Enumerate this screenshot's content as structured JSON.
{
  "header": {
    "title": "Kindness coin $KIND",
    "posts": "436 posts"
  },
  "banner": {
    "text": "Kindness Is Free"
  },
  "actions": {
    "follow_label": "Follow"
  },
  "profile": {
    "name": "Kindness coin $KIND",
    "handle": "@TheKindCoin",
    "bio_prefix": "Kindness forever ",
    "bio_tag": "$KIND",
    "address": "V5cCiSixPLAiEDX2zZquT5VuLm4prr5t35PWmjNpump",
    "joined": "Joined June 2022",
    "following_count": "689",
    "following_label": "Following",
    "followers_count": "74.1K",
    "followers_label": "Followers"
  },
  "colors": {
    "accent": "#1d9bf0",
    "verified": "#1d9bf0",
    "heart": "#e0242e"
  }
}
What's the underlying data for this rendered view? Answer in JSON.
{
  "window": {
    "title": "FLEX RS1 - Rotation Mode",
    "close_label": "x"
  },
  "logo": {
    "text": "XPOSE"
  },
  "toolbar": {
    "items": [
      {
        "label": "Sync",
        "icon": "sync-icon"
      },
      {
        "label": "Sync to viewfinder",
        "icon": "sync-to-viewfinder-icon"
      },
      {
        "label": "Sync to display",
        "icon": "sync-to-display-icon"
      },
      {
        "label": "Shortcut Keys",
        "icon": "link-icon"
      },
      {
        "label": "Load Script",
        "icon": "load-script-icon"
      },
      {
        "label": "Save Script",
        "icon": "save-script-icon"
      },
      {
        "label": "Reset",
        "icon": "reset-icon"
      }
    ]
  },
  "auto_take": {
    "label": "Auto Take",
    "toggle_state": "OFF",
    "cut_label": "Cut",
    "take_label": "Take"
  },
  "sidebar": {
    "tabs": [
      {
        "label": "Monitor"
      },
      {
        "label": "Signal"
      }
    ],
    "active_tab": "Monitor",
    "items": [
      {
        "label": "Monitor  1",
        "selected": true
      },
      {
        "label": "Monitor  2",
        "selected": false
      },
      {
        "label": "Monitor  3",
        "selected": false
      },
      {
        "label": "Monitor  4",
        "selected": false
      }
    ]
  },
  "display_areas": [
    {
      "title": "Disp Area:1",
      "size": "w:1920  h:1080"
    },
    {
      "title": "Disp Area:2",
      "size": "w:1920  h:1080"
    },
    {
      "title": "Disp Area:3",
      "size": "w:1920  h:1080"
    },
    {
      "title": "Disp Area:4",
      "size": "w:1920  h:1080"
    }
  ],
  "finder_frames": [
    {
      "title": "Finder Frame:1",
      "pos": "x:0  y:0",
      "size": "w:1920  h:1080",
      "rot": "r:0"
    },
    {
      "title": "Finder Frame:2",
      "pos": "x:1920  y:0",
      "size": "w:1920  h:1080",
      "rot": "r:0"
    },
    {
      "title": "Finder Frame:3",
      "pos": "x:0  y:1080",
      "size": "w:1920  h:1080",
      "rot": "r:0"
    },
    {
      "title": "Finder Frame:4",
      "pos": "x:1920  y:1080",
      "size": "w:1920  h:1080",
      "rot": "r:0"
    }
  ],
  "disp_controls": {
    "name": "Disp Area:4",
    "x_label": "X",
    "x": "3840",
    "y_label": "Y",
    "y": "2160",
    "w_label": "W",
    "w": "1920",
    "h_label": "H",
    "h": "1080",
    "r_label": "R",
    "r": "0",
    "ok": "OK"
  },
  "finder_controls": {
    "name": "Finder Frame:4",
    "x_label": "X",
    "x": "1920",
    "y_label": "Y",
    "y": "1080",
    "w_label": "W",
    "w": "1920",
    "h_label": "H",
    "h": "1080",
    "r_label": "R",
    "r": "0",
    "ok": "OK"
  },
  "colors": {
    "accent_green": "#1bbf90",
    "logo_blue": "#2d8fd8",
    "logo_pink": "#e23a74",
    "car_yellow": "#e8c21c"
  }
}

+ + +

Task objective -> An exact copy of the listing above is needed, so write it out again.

Answer space ->
Enumerate this screenshot's content as structured JSON.
{
  "header": {
    "title": "Kindness coin $KIND",
    "posts": "436 posts"
  },
  "banner": {
    "text": "Kindness Is Free"
  },
  "actions": {
    "follow_label": "Follow"
  },
  "profile": {
    "name": "Kindness coin $KIND",
    "handle": "@TheKindCoin",
    "bio_prefix": "Kindness forever ",
    "bio_tag": "$KIND",
    "address": "V5cCiSixPLAiEDX2zZquT5VuLm4prr5t35PWmjNpump",
    "joined": "Joined June 2022",
    "following_count": "689",
    "following_label": "Following",
    "followers_count": "74.1K",
    "followers_label": "Followers"
  },
  "colors": {
    "accent": "#1d9bf0",
    "verified": "#1d9bf0",
    "heart": "#e0242e"
  }
}
What's the underlying data for this rendered view? Answer in JSON.
{
  "window": {
    "title": "FLEX RS1 - Rotation Mode",
    "close_label": "x"
  },
  "logo": {
    "text": "XPOSE"
  },
  "toolbar": {
    "items": [
      {
        "label": "Sync",
        "icon": "sync-icon"
      },
      {
        "label": "Sync to viewfinder",
        "icon": "sync-to-viewfinder-icon"
      },
      {
        "label": "Sync to display",
        "icon": "sync-to-display-icon"
      },
      {
        "label": "Shortcut Keys",
        "icon": "link-icon"
      },
      {
        "label": "Load Script",
        "icon": "load-script-icon"
      },
      {
        "label": "Save Script",
        "icon": "save-script-icon"
      },
      {
        "label": "Reset",
        "icon": "reset-icon"
      }
    ]
  },
  "auto_take": {
    "label": "Auto Take",
    "toggle_state": "OFF",
    "cut_label": "Cut",
    "take_label": "Take"
  },
  "sidebar": {
    "tabs": [
      {
        "label": "Monitor"
      },
      {
        "label": "Signal"
      }
    ],
    "active_tab": "Monitor",
    "items": [
      {
        "label": "Monitor  1",
        "selected": true
      },
      {
        "label": "Monitor  2",
        "selected": false
      },
      {
        "label": "Monitor  3",
        "selected": false
      },
      {
        "label": "Monitor  4",
        "selected": false
      }
    ]
  },
  "display_areas": [
    {
      "title": "Disp Area:1",
      "size": "w:1920  h:1080"
    },
    {
      "title": "Disp Area:2",
      "size": "w:1920  h:1080"
    },
    {
      "title": "Disp Area:3",
      "size": "w:1920  h:1080"
    },
    {
      "title": "Disp Area:4",
      "size": "w:1920  h:1080"
    }
  ],
  "finder_frames": [
    {
      "title": "Finder Frame:1",
      "pos": "x:0  y:0",
      "size": "w:1920  h:1080",
      "rot": "r:0"
    },
    {
      "title": "Finder Frame:2",
      "pos": "x:1920  y:0",
      "size": "w:1920  h:1080",
      "rot": "r:0"
    },
    {
      "title": "Finder Frame:3",
      "pos": "x:0  y:1080",
      "size": "w:1920  h:1080",
      "rot": "r:0"
    },
    {
      "title": "Finder Frame:4",
      "pos": "x:1920  y:1080",
      "size": "w:1920  h:1080",
      "rot": "r:0"
    }
  ],
  "disp_controls": {
    "name": "Disp Area:4",
    "x_label": "X",
    "x": "3840",
    "y_label": "Y",
    "y": "2160",
    "w_label": "W",
    "w": "1920",
    "h_label": "H",
    "h": "1080",
    "r_label": "R",
    "r": "0",
    "ok": "OK"
  },
  "finder_controls": {
    "name": "Finder Frame:4",
    "x_label": "X",
    "x": "1920",
    "y_label": "Y",
    "y": "1080",
    "w_label": "W",
    "w": "1920",
    "h_label": "H",
    "h": "1080",
    "r_label": "R",
    "r": "0",
    "ok": "OK"
  },
  "colors": {
    "accent_green": "#1bbf90",
    "logo_blue": "#2d8fd8",
    "logo_pink": "#e23a74",
    "car_yellow": "#e8c21c"
  }
}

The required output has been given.